Don’t walk in front of me; I may not follow.
Don’t walk behind me; I may not lead.
Walk beside me and be my friend. — Albert Camus
We all need friends. Friends enrich our lives in so many ways. But did you know that friends can actually save your life?
Canadian author and psychologist Susan Pinker argues that friends are critical to our health and well-being, especially as we age. Indeed, the lack of close personal friendships may shorten our lives faster than cigarettes, salt, sugar and animal fat. Real time, face to face contact, can help us to live healthier and longer lives. Chatting with friends on the porch or over the back fence, playing cards once a week, meeting friends every Tuesday morning at the coffee shop, having friends over to dinner regularly, or going to choir practice every week, can actually lengthen your life and bring you more happiness. And get this, study after study shows that these kinds of activities will do far more to promote health and longevity than “slathering on the sunscreen, downing fistfuls of vitamins, practicing mindfulness meditation, or sweating it out at the gym or with hot yoga.” So, don’t believe Sartre when he said, “Hell is other people.” And never mind what the late comedian George Burns said when he quipped, “happiness is having a large, loving, caring, close-knit family -– in another city.” According to numerous studies in this field, it just ain’t so. Moreover, says Pinker, you can forget all that nonsense that says that worry and working hard will kill you. The only thing that will kill you is doing it alone.

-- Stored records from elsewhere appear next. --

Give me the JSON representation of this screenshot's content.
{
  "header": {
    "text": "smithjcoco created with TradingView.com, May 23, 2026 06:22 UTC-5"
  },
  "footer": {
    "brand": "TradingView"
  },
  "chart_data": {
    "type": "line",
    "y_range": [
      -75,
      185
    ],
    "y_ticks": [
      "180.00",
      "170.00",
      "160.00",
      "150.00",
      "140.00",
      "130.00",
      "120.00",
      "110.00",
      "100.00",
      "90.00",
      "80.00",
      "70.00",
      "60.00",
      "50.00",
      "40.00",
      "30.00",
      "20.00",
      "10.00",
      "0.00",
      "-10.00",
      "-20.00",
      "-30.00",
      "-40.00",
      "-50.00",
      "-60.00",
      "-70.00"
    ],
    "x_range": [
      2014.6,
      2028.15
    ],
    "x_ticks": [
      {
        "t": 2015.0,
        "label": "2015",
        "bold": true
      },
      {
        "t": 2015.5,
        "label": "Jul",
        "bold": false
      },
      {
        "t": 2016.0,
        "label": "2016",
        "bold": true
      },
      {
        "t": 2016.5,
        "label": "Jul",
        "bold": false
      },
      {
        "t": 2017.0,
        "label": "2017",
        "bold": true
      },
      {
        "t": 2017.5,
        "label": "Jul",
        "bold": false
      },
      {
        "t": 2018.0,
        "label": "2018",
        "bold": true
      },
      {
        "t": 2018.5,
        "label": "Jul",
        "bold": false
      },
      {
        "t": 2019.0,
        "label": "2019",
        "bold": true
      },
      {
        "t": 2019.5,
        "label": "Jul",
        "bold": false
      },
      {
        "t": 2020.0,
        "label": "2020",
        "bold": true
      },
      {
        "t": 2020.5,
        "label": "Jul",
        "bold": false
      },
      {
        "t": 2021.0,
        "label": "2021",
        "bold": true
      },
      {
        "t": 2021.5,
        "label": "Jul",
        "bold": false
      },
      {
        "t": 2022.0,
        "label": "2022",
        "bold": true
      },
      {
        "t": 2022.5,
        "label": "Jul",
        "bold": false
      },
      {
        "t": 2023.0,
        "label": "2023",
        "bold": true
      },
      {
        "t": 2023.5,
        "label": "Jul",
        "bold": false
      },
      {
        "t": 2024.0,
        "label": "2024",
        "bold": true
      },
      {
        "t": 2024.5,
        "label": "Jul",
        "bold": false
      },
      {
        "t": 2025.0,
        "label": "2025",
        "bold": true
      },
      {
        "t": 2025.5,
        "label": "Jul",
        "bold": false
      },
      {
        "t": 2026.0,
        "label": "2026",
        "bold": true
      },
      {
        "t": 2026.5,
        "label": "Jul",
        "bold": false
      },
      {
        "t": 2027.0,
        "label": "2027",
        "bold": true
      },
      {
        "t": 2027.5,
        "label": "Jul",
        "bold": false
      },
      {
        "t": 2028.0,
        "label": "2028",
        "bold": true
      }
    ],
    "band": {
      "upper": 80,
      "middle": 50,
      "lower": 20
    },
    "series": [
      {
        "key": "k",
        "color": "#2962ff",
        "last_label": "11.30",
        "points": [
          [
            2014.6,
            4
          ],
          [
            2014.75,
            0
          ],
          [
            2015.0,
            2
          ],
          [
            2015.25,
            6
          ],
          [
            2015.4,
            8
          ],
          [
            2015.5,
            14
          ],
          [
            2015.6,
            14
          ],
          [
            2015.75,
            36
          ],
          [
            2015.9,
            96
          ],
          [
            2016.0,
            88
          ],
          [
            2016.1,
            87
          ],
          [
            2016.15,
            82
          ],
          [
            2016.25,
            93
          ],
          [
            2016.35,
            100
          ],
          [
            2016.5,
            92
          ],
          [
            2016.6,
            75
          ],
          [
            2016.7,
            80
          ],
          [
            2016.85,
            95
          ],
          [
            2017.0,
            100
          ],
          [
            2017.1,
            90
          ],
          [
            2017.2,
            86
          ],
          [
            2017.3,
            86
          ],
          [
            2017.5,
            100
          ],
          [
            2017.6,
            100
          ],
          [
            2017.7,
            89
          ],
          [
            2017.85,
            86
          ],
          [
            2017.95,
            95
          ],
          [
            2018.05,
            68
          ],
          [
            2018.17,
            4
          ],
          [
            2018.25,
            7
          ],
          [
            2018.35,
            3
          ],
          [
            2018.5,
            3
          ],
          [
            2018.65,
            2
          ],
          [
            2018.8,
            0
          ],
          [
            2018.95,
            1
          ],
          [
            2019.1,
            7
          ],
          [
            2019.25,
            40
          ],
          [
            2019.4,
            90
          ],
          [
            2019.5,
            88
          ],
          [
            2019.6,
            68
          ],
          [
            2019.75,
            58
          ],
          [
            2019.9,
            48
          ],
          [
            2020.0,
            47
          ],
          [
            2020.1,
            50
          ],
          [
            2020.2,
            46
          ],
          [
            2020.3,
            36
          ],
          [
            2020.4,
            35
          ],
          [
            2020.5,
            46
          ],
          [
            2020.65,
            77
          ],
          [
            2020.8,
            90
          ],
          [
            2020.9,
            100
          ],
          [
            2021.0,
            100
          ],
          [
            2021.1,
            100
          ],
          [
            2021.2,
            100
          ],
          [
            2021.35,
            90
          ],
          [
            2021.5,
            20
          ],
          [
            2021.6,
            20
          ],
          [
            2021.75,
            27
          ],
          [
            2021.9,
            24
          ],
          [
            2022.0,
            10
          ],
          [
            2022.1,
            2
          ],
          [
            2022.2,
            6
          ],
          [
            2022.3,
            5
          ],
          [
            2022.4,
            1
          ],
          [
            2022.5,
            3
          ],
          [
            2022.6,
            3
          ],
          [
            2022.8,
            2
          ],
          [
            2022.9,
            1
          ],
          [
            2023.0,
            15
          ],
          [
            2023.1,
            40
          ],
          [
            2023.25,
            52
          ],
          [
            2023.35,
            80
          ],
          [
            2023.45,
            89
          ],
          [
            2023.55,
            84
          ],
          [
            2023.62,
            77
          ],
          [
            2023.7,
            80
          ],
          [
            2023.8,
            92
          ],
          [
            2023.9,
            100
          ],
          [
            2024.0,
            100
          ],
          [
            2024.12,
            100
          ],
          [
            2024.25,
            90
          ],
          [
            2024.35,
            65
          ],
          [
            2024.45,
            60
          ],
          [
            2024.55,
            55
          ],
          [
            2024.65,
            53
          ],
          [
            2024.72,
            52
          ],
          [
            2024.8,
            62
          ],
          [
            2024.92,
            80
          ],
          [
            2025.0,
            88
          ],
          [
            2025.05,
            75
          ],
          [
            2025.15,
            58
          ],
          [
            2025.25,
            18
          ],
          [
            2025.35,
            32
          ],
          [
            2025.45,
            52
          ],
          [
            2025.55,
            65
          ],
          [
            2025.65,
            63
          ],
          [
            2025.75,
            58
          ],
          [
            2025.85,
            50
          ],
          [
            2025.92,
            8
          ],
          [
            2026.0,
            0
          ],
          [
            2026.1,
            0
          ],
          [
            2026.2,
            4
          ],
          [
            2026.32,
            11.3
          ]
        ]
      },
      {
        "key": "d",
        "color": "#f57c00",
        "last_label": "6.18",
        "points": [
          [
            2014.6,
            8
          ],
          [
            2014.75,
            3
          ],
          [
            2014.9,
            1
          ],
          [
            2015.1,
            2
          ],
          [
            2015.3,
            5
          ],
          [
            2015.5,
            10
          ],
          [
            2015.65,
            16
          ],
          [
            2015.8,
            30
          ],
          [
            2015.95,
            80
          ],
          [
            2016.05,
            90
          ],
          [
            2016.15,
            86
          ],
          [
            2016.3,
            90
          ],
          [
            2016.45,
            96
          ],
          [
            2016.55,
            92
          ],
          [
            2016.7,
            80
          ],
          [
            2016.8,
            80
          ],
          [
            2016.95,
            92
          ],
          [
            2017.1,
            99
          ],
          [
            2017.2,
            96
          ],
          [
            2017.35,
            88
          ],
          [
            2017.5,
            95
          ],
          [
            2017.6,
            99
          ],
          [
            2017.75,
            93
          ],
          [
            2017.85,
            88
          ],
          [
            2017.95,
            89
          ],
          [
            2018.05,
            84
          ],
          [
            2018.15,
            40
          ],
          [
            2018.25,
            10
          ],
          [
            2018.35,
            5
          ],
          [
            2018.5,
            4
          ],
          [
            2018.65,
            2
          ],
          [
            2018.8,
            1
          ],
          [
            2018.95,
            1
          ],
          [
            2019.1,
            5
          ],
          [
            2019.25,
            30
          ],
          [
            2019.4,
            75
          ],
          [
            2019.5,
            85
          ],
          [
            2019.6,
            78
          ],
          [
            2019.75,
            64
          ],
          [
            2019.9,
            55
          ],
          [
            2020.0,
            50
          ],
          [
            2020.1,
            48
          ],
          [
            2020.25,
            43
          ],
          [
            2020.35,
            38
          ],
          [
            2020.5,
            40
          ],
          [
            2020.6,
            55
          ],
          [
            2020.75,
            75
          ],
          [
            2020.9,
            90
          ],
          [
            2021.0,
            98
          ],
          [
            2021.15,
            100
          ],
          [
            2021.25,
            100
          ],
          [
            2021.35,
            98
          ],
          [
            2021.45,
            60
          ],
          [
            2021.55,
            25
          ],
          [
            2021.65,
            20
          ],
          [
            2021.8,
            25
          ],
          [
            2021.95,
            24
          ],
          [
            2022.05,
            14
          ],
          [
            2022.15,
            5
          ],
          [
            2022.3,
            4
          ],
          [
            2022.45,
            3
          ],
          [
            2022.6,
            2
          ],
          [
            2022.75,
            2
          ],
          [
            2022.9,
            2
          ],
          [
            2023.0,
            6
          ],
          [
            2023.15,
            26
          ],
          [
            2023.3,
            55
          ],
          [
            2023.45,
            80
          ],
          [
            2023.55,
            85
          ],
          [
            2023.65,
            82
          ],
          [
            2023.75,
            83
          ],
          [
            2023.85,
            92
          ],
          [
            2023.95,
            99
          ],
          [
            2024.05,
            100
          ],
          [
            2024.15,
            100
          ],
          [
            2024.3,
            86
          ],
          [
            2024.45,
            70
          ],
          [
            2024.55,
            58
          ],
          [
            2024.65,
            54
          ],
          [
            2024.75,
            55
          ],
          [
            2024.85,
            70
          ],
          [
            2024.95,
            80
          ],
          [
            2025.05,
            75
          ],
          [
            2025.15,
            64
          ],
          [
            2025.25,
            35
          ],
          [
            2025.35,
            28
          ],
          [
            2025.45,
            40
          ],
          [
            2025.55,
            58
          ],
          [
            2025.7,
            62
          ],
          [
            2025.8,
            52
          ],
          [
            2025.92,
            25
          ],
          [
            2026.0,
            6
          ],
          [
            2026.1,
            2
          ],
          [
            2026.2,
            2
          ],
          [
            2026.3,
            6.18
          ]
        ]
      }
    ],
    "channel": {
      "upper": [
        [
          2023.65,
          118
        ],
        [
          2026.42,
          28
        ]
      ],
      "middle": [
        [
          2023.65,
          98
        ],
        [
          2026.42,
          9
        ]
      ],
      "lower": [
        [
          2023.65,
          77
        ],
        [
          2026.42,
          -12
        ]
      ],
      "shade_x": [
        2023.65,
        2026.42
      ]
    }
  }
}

What’s more: joining together with others in worship every Sunday actually has a positive impact on your health. It may even help you to live longer and live happier!